_Problem details_:
Filter the entries, keeping every line with the string "letter".

** Opening Data records block **

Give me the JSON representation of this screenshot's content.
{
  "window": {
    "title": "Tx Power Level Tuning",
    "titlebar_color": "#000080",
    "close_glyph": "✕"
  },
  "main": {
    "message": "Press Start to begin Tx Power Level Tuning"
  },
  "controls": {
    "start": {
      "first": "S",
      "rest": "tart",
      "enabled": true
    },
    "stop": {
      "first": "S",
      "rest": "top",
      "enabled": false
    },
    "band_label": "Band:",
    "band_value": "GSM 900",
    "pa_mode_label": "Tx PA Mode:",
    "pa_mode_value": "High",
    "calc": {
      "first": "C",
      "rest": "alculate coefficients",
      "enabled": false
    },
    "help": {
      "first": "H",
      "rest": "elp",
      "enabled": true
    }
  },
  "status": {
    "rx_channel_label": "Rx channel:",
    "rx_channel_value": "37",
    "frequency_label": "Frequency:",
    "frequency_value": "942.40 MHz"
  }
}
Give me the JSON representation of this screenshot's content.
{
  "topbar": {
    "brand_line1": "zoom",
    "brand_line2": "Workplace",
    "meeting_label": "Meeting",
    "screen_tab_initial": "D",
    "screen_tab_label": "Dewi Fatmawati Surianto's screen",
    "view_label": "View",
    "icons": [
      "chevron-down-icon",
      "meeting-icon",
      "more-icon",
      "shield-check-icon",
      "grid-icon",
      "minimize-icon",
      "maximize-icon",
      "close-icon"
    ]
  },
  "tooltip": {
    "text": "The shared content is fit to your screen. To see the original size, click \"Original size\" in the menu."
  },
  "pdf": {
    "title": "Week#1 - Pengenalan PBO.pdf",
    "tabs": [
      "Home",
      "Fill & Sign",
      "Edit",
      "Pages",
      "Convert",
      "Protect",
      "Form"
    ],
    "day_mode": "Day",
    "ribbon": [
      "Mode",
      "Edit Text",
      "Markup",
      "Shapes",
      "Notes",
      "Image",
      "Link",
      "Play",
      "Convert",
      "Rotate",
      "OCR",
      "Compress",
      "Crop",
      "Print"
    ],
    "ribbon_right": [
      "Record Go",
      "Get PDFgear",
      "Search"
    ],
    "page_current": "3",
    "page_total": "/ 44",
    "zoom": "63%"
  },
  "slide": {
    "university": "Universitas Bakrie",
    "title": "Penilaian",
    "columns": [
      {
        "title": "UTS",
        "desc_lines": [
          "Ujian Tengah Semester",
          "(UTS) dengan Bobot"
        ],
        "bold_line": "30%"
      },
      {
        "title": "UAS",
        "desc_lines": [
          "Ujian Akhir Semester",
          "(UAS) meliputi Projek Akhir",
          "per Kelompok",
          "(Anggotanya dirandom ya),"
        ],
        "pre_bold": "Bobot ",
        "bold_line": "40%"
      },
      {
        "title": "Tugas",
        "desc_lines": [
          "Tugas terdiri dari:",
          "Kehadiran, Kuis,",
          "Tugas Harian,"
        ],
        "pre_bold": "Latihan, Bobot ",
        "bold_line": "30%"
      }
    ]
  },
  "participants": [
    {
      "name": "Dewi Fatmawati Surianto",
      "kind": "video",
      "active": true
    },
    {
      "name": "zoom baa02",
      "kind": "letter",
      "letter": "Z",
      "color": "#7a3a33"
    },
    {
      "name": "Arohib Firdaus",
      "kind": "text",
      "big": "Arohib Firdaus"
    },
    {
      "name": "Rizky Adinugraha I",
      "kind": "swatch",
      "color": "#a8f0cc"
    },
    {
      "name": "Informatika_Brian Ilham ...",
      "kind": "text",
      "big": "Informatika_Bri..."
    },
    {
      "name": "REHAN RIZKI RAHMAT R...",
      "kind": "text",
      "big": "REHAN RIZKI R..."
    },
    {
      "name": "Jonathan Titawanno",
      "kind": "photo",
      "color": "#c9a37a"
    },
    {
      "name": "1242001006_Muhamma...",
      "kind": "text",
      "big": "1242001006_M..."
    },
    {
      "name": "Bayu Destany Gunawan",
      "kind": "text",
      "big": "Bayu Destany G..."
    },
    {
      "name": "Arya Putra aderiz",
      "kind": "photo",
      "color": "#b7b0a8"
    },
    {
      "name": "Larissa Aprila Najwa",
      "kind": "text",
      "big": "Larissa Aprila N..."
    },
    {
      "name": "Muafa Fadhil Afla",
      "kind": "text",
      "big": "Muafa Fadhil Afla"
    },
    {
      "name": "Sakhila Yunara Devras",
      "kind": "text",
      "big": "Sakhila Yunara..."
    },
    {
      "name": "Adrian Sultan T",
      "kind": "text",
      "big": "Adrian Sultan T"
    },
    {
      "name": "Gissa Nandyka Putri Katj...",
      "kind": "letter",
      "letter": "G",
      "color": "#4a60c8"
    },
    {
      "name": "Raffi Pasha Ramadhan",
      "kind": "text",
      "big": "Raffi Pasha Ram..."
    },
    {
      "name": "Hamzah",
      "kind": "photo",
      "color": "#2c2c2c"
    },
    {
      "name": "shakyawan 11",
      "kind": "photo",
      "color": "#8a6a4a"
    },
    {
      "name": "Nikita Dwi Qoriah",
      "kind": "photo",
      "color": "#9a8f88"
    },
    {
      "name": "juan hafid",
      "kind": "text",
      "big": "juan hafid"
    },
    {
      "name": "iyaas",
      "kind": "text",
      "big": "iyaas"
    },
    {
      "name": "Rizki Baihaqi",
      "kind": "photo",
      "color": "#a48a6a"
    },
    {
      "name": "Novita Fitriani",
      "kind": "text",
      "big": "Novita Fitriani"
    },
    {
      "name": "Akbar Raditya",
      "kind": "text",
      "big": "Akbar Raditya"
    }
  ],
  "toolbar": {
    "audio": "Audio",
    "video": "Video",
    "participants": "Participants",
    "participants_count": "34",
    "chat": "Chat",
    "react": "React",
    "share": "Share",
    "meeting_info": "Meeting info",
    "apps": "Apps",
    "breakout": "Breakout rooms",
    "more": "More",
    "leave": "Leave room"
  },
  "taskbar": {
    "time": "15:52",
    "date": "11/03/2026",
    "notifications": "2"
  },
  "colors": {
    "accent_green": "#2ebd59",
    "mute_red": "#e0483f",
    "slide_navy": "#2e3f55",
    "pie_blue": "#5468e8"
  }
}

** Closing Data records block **

_Response_:
      "kind": "letter",
      "letter": "Z",
      "kind": "letter",
      "letter": "G",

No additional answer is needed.